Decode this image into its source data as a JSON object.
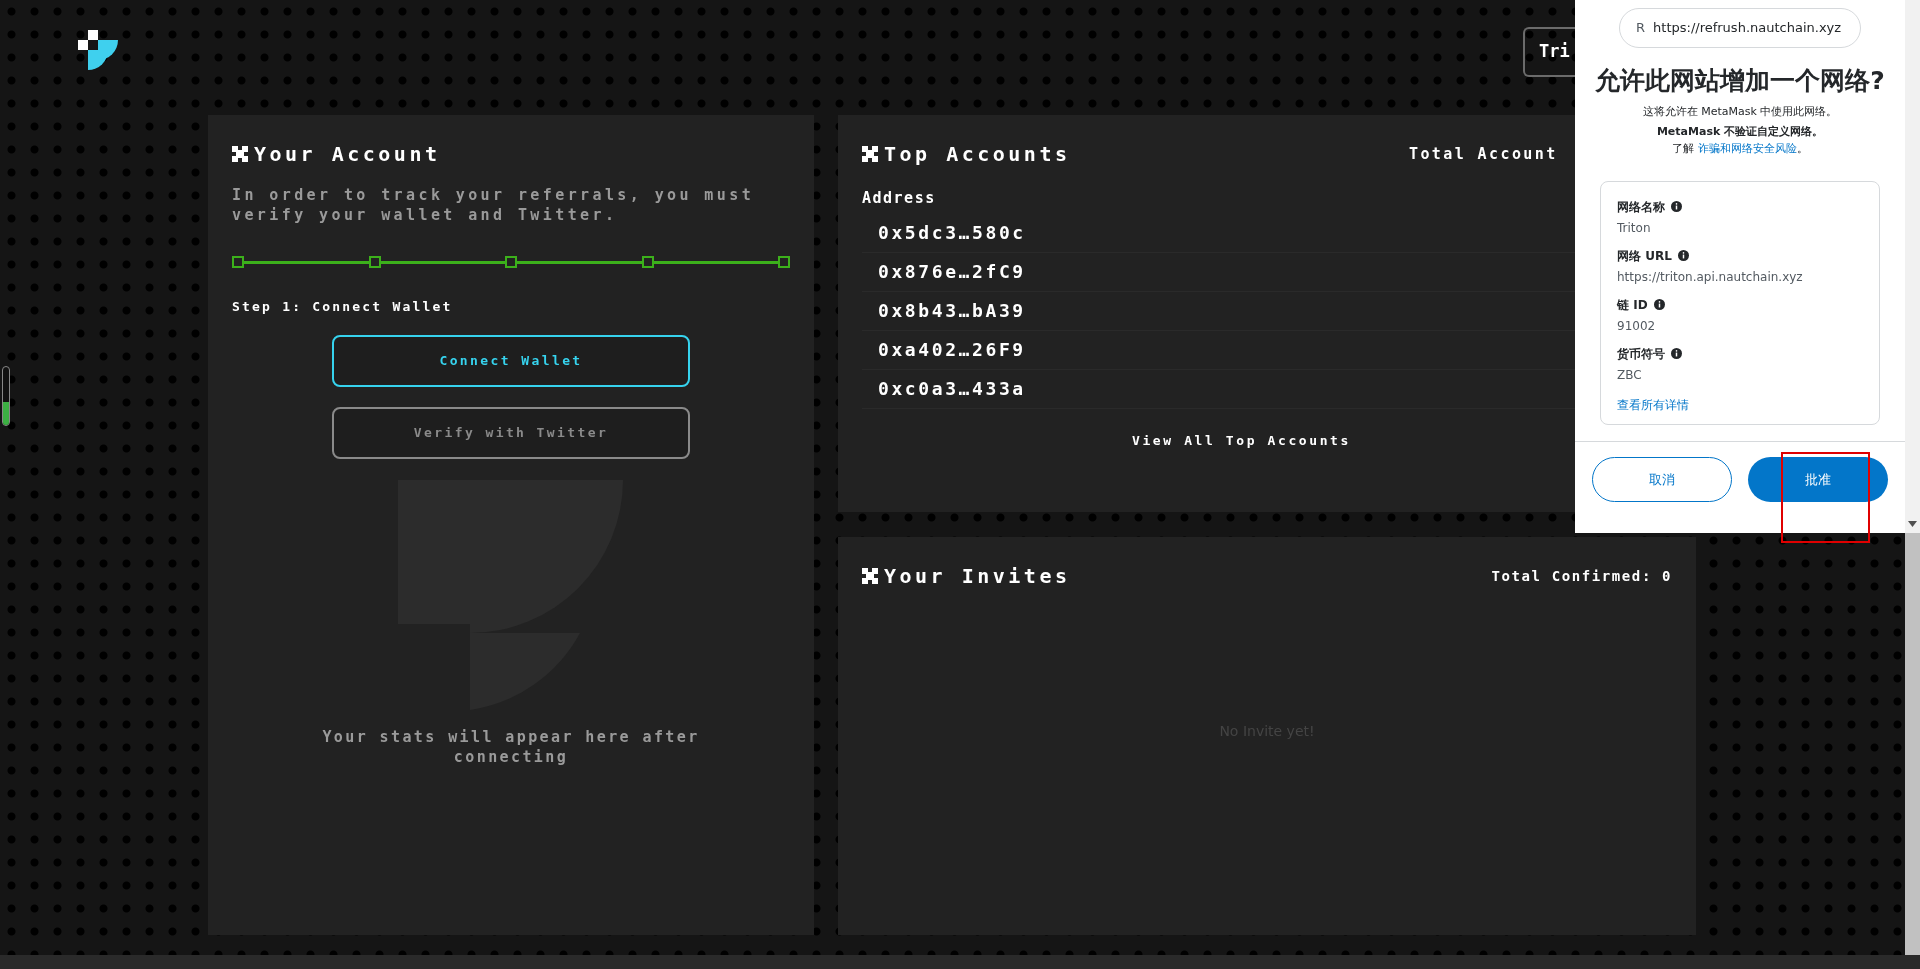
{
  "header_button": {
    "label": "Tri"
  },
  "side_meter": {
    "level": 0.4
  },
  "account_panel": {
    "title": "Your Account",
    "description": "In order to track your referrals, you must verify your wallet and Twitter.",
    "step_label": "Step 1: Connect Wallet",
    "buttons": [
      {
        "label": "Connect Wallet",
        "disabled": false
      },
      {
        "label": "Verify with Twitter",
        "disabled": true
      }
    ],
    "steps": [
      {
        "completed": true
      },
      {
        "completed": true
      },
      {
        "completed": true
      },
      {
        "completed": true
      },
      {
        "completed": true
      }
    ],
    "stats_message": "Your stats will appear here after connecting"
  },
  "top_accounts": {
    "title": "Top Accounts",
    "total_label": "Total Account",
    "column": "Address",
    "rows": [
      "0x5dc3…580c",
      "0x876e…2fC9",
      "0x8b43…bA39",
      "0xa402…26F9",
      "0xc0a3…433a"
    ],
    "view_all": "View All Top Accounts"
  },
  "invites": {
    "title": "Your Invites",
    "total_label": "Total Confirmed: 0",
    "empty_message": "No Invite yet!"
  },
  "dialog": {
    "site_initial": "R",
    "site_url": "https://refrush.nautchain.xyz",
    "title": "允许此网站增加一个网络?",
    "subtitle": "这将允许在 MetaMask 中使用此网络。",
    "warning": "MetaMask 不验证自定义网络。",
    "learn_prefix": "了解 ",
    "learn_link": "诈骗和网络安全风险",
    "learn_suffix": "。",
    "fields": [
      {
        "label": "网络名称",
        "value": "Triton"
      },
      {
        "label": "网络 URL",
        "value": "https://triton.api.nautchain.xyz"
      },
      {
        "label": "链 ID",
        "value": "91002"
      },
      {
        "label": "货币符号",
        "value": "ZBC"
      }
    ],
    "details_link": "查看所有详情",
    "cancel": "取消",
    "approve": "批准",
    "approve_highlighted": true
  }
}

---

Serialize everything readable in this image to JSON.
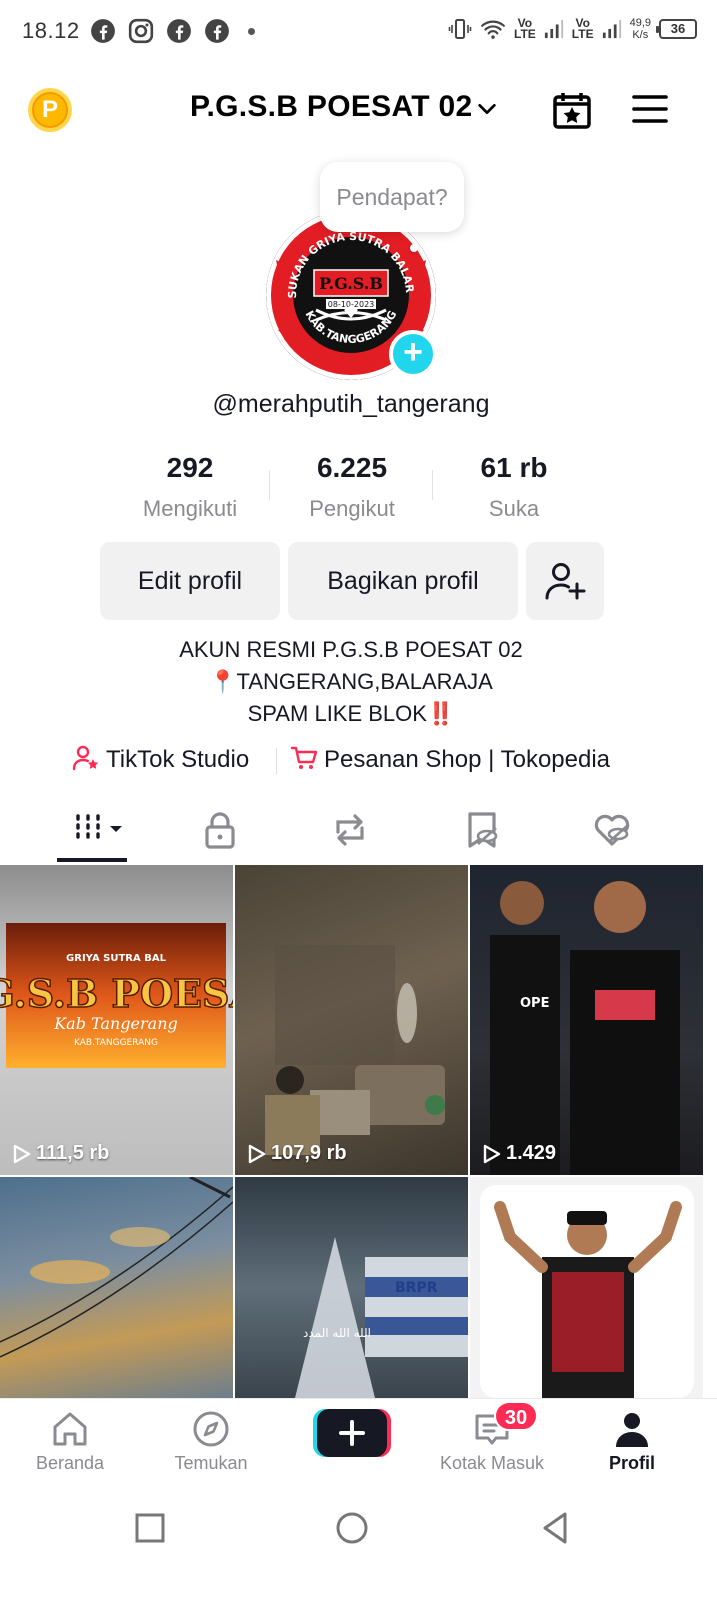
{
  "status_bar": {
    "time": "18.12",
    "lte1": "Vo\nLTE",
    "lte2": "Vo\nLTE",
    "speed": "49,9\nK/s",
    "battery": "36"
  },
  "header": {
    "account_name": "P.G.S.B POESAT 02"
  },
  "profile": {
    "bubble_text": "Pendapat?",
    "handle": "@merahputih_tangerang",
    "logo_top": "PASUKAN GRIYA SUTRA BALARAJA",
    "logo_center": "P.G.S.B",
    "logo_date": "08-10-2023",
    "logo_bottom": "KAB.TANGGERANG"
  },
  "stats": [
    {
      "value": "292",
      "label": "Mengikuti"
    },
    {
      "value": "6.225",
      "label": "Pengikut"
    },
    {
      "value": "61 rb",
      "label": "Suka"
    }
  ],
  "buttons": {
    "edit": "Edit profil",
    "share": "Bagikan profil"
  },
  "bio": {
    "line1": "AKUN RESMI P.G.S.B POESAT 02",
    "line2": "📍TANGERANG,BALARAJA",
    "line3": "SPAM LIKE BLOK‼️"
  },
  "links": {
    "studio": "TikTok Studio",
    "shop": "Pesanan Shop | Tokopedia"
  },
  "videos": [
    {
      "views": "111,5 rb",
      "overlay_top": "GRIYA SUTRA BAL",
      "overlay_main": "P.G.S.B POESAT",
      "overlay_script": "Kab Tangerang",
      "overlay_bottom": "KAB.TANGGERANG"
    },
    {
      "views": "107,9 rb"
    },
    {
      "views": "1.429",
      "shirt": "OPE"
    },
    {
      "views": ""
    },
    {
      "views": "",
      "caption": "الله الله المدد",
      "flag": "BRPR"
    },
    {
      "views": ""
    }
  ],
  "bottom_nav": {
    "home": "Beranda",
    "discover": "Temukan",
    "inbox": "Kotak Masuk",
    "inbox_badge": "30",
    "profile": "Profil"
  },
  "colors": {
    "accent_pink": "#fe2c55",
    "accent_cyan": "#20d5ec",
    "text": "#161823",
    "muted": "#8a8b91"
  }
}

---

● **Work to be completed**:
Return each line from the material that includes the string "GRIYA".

● **Result**:
    "logo_top": "PASUKAN GRIYA SUTRA BALARAJA",
      "overlay_top": "GRIYA SUTRA BAL",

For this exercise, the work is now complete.